Rumor has it that she plays nonstop on Tomas Satoransky’s smartphone and the Polish versions of her songs are on Gortat’s!
Mr. Polska - Polish Dutch rap/EDM artist
You’d think someone who uses the moniker “Mr. Polska” would be a proud Pole from Warsaw or Krakow. But ... you’re wrong.
Mr. Polska (full name: Dominik Włodzimierz Groot) is a rapper best known in the Netherlands and Belgium. He’s not well known in the USA because nearly all of his songs are in Dutch. But he has collaborated with other Dutch EDM artists who are well known here like Yellow Claw (who had a concert in D.C. LAST NIGHT) and Boaz van de Beatz. So, this is “Allermooiste Feestje” (Most Beautiful Party) with Yellow Claw, one of his older hits (Note: not everything’s PG):
He’s known for his erratic-yet-amsuing dancing, and for openly embracing his Polish heritage. Mr. Polska was born in Poland, but why is his last name Dutch? It’s because he adopted his stepfather’s last name when his mother moved to the Netherlands and married a Dutchman when he was a toddler.

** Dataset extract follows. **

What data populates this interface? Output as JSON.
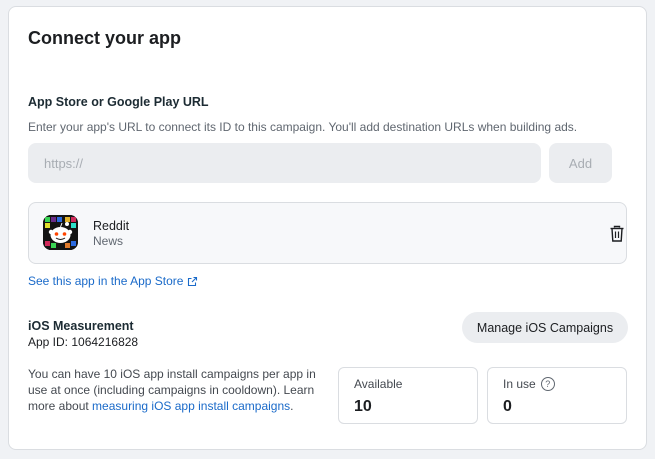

Below is his latest song “Samen” (Together).
If you think Mr. Polska’s dancing and attire’s eccentric, I don’t blame you. But don’t give him too much shade because Emma Meesseman plays this guy non-stop in the Mystics locker room. And so do the Belgian national sports teams!
Alright, that’s enough rambling about Poland from me. Let’s get that 17th straight home win and keep this thing going!